**What to do**
Pick out each line in these entries that contains the string "Indirizzo".

[Dataset excerpts]
######

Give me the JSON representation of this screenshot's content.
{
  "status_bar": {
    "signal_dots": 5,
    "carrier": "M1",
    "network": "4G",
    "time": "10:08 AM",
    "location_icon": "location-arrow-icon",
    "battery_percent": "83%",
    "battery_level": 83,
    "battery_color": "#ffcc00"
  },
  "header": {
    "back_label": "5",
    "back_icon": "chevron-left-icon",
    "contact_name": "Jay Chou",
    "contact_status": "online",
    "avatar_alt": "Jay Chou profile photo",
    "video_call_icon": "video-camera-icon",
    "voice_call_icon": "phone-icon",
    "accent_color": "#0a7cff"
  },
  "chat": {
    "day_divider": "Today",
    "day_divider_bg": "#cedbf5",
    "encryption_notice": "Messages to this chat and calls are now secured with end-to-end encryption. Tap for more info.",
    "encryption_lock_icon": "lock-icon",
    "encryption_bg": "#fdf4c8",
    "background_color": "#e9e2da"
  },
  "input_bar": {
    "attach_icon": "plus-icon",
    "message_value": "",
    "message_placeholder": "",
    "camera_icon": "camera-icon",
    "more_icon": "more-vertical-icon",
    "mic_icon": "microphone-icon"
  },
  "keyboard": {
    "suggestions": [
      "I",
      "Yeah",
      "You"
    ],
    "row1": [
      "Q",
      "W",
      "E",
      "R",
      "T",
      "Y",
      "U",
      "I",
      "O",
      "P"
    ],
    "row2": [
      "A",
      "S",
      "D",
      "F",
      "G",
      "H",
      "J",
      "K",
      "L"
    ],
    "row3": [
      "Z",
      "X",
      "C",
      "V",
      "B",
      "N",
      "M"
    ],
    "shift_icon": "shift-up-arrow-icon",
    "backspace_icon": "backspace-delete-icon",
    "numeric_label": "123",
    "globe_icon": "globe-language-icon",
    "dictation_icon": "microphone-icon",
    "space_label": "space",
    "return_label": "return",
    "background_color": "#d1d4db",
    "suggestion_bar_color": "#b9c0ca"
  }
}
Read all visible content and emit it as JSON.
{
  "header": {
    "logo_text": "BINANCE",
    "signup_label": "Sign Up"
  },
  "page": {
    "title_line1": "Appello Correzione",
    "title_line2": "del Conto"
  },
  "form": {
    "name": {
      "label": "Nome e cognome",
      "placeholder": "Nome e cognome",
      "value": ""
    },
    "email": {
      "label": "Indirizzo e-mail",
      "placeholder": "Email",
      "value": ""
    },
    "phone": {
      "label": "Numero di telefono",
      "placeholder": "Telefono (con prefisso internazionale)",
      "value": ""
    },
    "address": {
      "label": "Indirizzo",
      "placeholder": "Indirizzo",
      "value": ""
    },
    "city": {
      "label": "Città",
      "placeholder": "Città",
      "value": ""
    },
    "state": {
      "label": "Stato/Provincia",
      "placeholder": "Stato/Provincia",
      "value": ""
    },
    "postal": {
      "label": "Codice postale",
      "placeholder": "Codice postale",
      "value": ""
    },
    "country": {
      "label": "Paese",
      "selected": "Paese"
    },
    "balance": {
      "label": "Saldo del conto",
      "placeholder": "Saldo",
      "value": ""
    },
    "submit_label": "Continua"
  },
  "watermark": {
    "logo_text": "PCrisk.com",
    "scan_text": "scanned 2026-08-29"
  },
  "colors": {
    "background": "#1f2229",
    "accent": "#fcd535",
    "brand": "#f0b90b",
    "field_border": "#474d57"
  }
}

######

**Exercise result**
      "label": "Indirizzo e-mail",
      "label": "Indirizzo",
      "placeholder": "Indirizzo",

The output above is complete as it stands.